## Work request
Only lines holding the word "当前页码" are wanted. Copy them from the listing below.

## Source material
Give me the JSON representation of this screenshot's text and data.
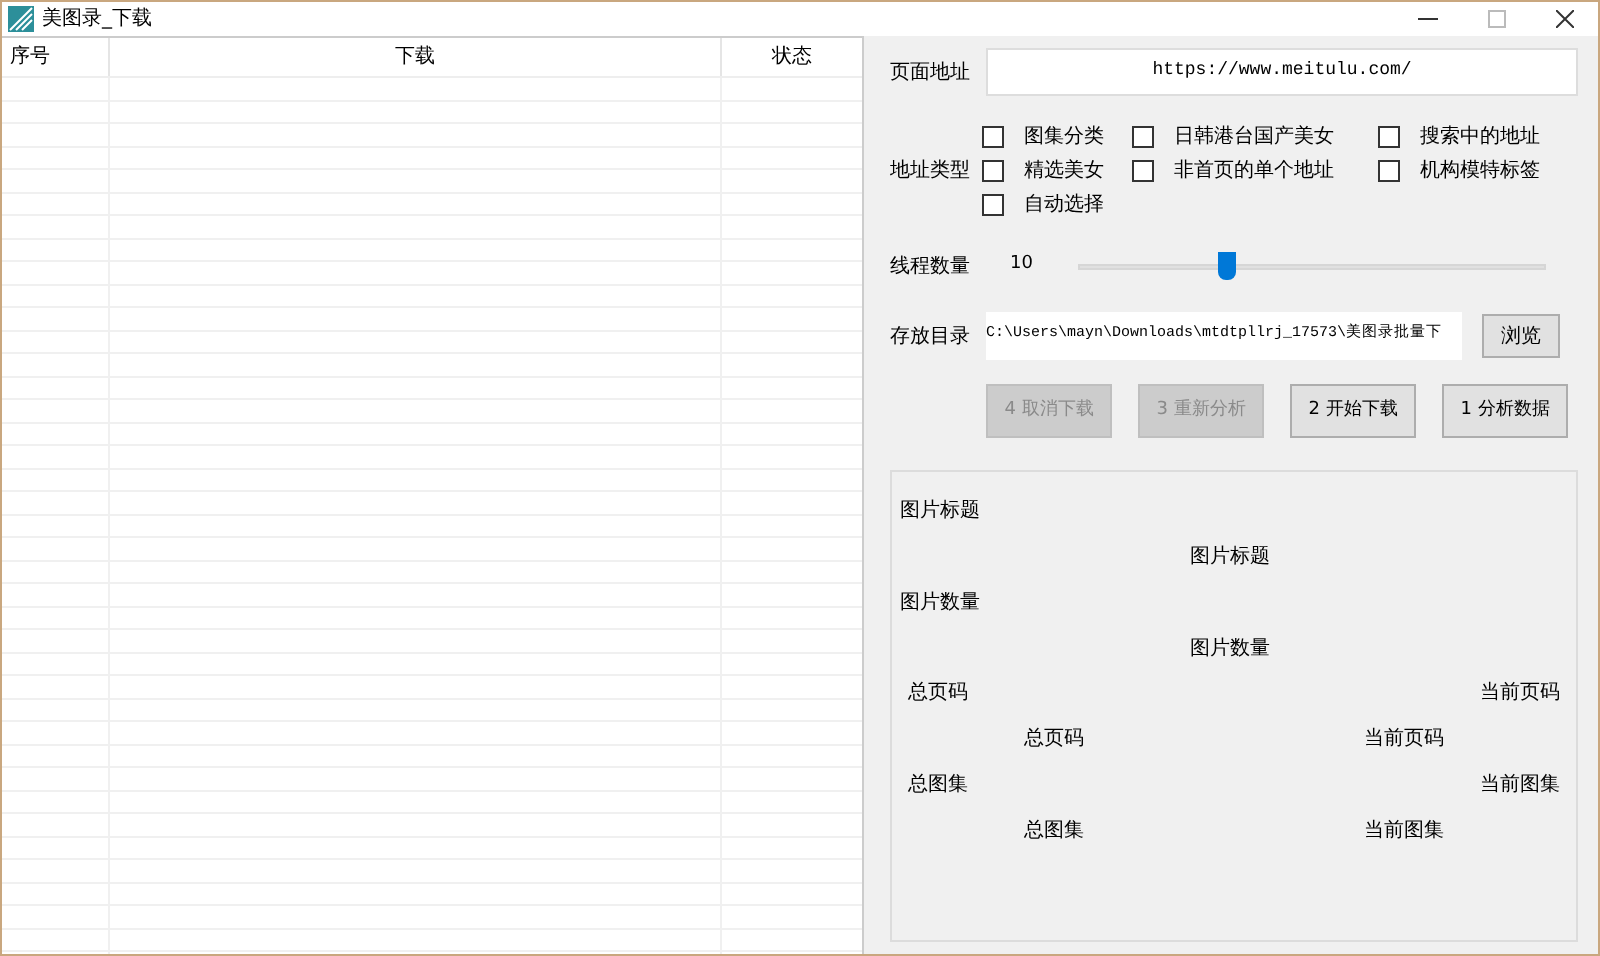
{
  "window": {
    "title": "美图录_下载"
  },
  "table": {
    "columns": [
      "序号",
      "下载",
      "状态"
    ]
  },
  "url": {
    "label": "页面地址",
    "value": "https://www.meitulu.com/"
  },
  "address_type": {
    "label": "地址类型",
    "options": [
      {
        "label": "图集分类",
        "checked": false
      },
      {
        "label": "日韩港台国产美女",
        "checked": false
      },
      {
        "label": "搜索中的地址",
        "checked": false
      },
      {
        "label": "精选美女",
        "checked": false
      },
      {
        "label": "非首页的单个地址",
        "checked": false
      },
      {
        "label": "机构模特标签",
        "checked": false
      },
      {
        "label": "自动选择",
        "checked": false
      }
    ]
  },
  "threads": {
    "label": "线程数量",
    "value": "10",
    "level": 0.31
  },
  "folder": {
    "label": "存放目录",
    "value": "C:\\Users\\mayn\\Downloads\\mtdtpllrj_17573\\美图录批量下",
    "browse": "浏览"
  },
  "actions": [
    {
      "label": "4 取消下载",
      "disabled": true
    },
    {
      "label": "3 重新分析",
      "disabled": true
    },
    {
      "label": "2 开始下载",
      "disabled": false
    },
    {
      "label": "1 分析数据",
      "disabled": false
    }
  ],
  "info": {
    "title_label": "图片标题",
    "title_value": "图片标题",
    "count_label": "图片数量",
    "count_value": "图片数量",
    "total_pages_label": "总页码",
    "current_page_label": "当前页码",
    "total_pages_value": "总页码",
    "current_page_value": "当前页码",
    "total_albums_label": "总图集",
    "current_album_label": "当前图集",
    "total_albums_value": "总图集",
    "current_album_value": "当前图集"
  }
}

## Answer to the problem
    "current_page_label": "当前页码",
    "current_page_value": "当前页码",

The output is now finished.